* **Goal of the exercise**
Your answer should be the records below, written out exactly.

Dataset excerpts:
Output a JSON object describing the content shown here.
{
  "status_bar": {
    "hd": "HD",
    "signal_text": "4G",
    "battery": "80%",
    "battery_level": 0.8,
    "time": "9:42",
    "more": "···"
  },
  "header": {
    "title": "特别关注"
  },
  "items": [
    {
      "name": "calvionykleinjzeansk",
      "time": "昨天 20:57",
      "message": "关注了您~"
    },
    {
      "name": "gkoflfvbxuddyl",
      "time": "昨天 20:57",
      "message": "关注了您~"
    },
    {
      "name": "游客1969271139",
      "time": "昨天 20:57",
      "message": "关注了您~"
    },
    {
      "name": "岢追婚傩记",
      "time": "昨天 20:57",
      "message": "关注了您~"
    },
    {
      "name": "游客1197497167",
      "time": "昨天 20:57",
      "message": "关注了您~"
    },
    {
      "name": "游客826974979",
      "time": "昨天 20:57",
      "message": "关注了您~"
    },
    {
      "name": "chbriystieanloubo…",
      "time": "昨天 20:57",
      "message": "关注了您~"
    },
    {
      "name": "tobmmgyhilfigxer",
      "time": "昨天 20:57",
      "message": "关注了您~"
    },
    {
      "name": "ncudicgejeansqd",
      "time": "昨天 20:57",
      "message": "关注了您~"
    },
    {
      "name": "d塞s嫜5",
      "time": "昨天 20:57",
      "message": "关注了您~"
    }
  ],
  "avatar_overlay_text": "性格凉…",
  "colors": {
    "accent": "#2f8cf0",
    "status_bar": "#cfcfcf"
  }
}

* **Completed exercise**
Output a JSON object describing the content shown here.
{
  "status_bar": {
    "hd": "HD",
    "signal_text": "4G",
    "battery": "80%",
    "battery_level": 0.8,
    "time": "9:42",
    "more": "···"
  },
  "header": {
    "title": "特别关注"
  },
  "items": [
    {
      "name": "calvionykleinjzeansk",
      "time": "昨天 20:57",
      "message": "关注了您~"
    },
    {
      "name": "gkoflfvbxuddyl",
      "time": "昨天 20:57",
      "message": "关注了您~"
    },
    {
      "name": "游客1969271139",
      "time": "昨天 20:57",
      "message": "关注了您~"
    },
    {
      "name": "岢追婚傩记",
      "time": "昨天 20:57",
      "message": "关注了您~"
    },
    {
      "name": "游客1197497167",
      "time": "昨天 20:57",
      "message": "关注了您~"
    },
    {
      "name": "游客826974979",
      "time": "昨天 20:57",
      "message": "关注了您~"
    },
    {
      "name": "chbriystieanloubo…",
      "time": "昨天 20:57",
      "message": "关注了您~"
    },
    {
      "name": "tobmmgyhilfigxer",
      "time": "昨天 20:57",
      "message": "关注了您~"
    },
    {
      "name": "ncudicgejeansqd",
      "time": "昨天 20:57",
      "message": "关注了您~"
    },
    {
      "name": "d塞s嫜5",
      "time": "昨天 20:57",
      "message": "关注了您~"
    }
  ],
  "avatar_overlay_text": "性格凉…",
  "colors": {
    "accent": "#2f8cf0",
    "status_bar": "#cfcfcf"
  }
}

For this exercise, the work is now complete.